Public outreach and engagement is key

Many ratepayers probably don’t think twice where their water comes from or how it reaches their tap when they turn on the faucet or flush the toilet. Likewise, water suppliers often do their critical work to provide safe, clean drinking water while maintaining a low profile. However, this federal regulation and others, as well as modern times, require effective communication with consumers. In fact, the American Water Works Association has long recognized how important and beneficial it is to provide clear and timely communication to customers.

Beyond educating consumers about the LCRR, effective communication is critical to ensure water utilities can obtain permission to inspect and document assets on private properties. With an experienced communications team at our disposal here at Woodard & Curran, we are working with clients to plan, design, and execute public outreach and engagement strategies to boost relationships between the water agencies and their consumers. Time and time again, public utility transparency with clear communication has proven beneficial in garnering public support for infrastructure projects.

Still facing uncertainty

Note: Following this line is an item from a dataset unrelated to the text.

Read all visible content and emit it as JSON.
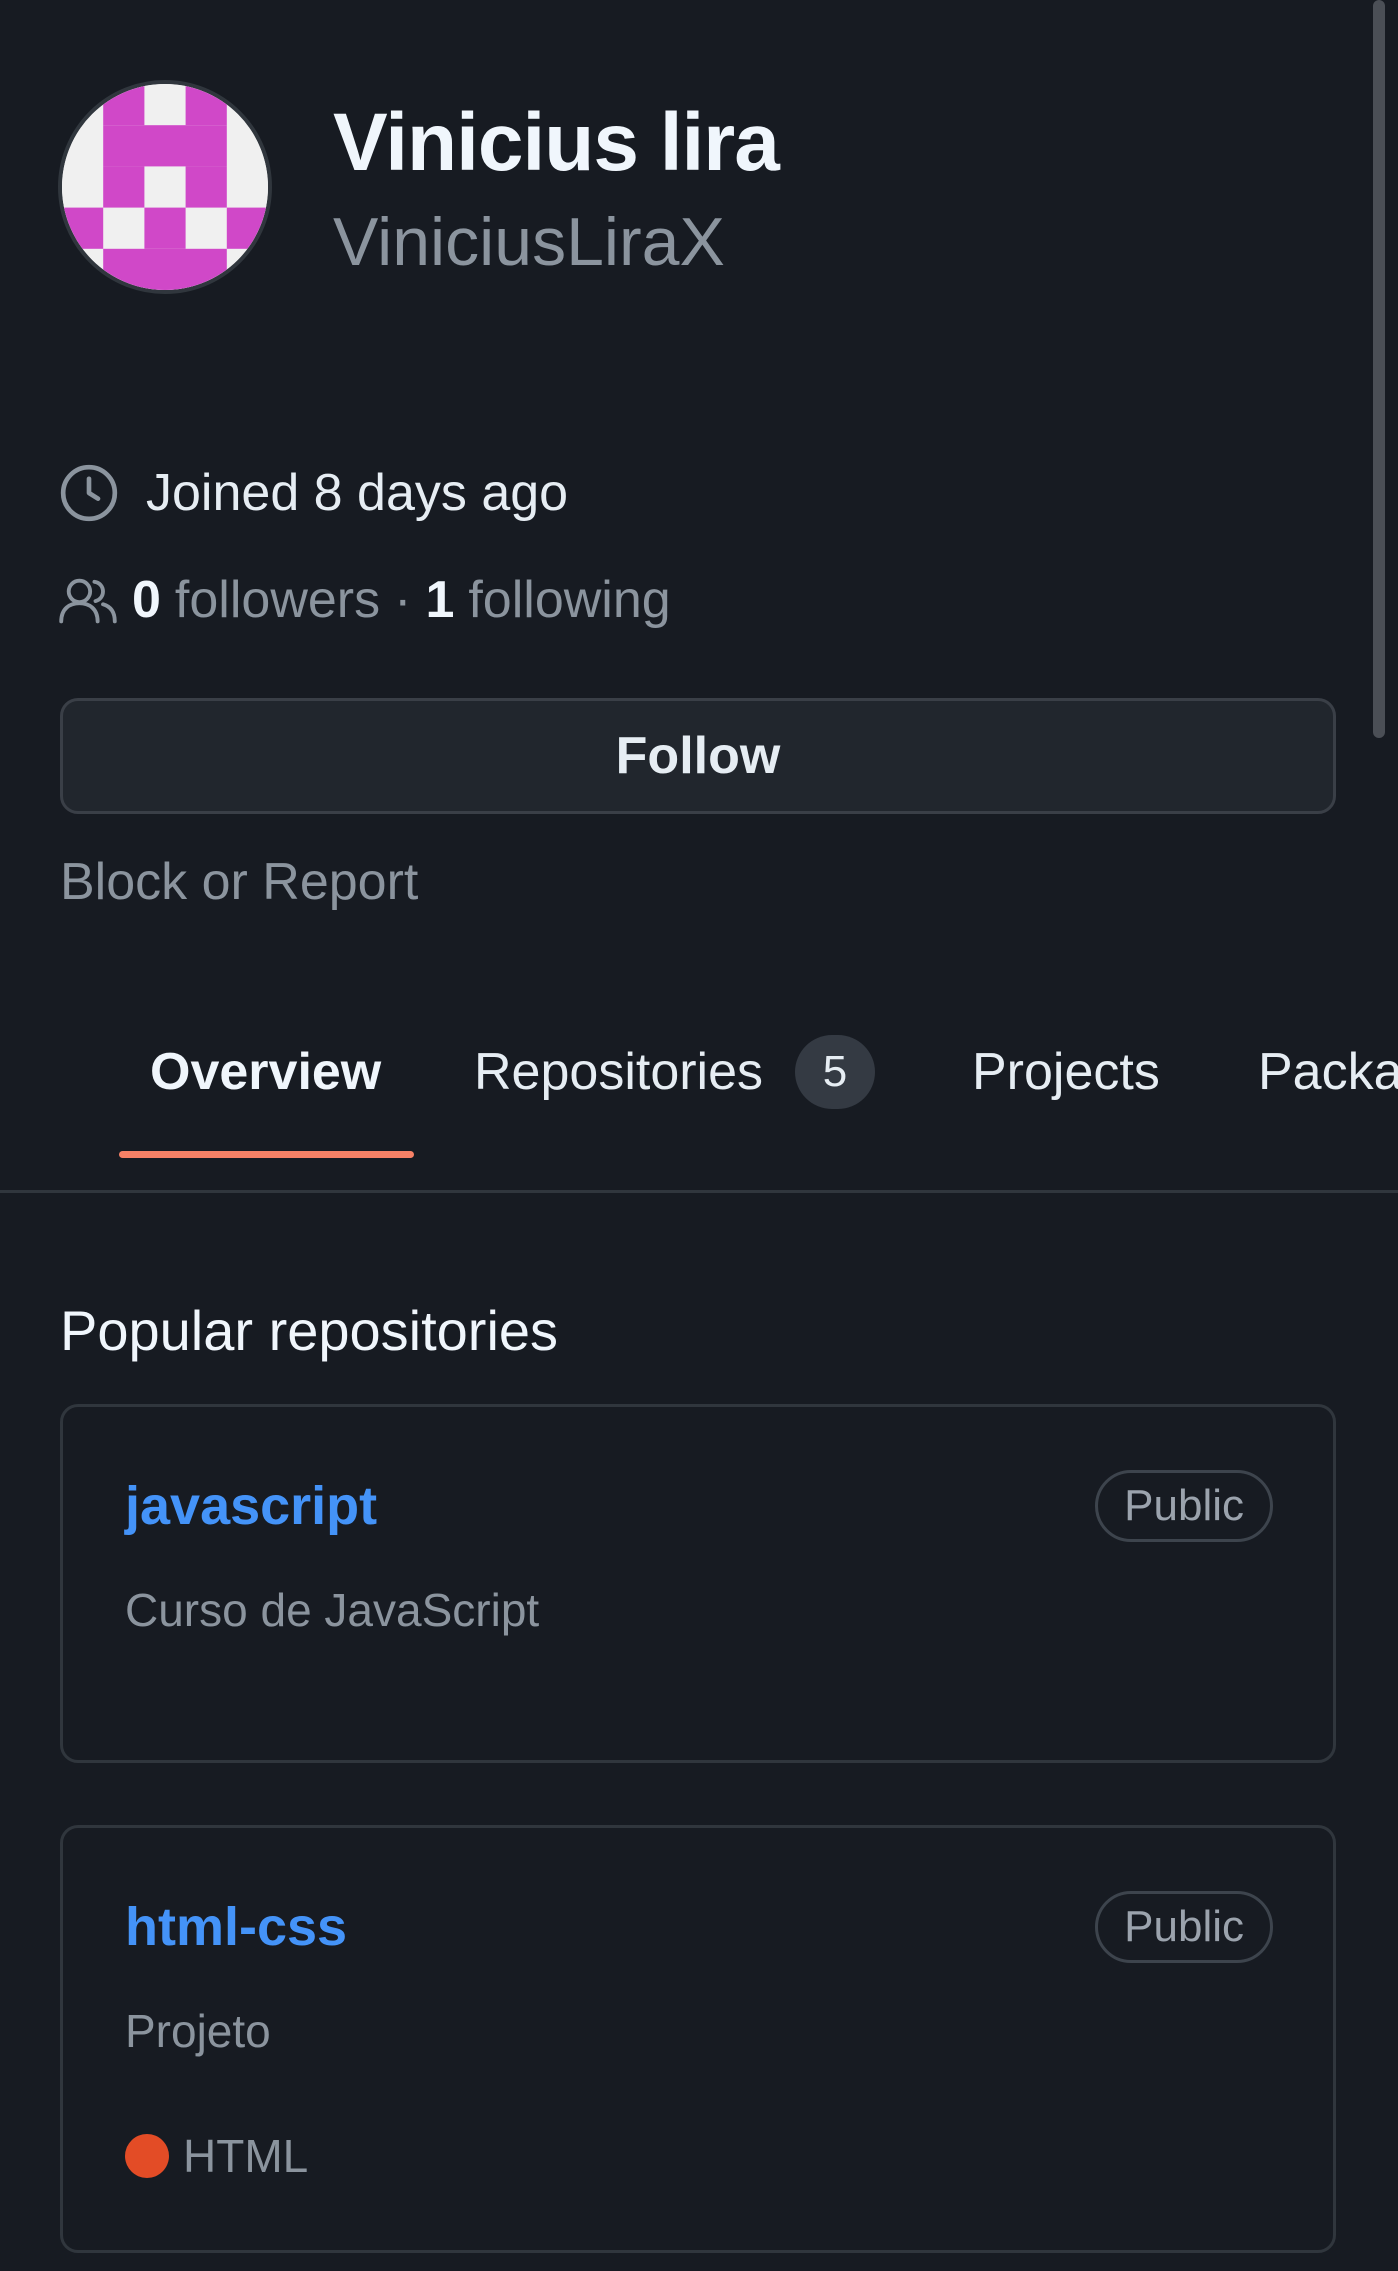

The proposed Lead and Copper Rule Improvements (LCRI) looms with many unknowns for water utilities. However, as we track federal legislation, we do not expect many of the LCRR requirements to change. The LSL inventory will likely still serve as the backbone of the overall initiative, so water suppliers should waste no time in documenting their assets. The EPA is still holding public meetings, accepting written comments, and engaging with stakeholders. The EPA intends to take final action on the proposed LCRI by October 16, 2024, the same date the LSL inventories and replacement plans are due. It may seem like plenty of time to do this work, but we are urging our clients to start now so that their careful planning will prove helpful in this major step to protect the health of the communities and populations we serve.

Scroll back to top of the page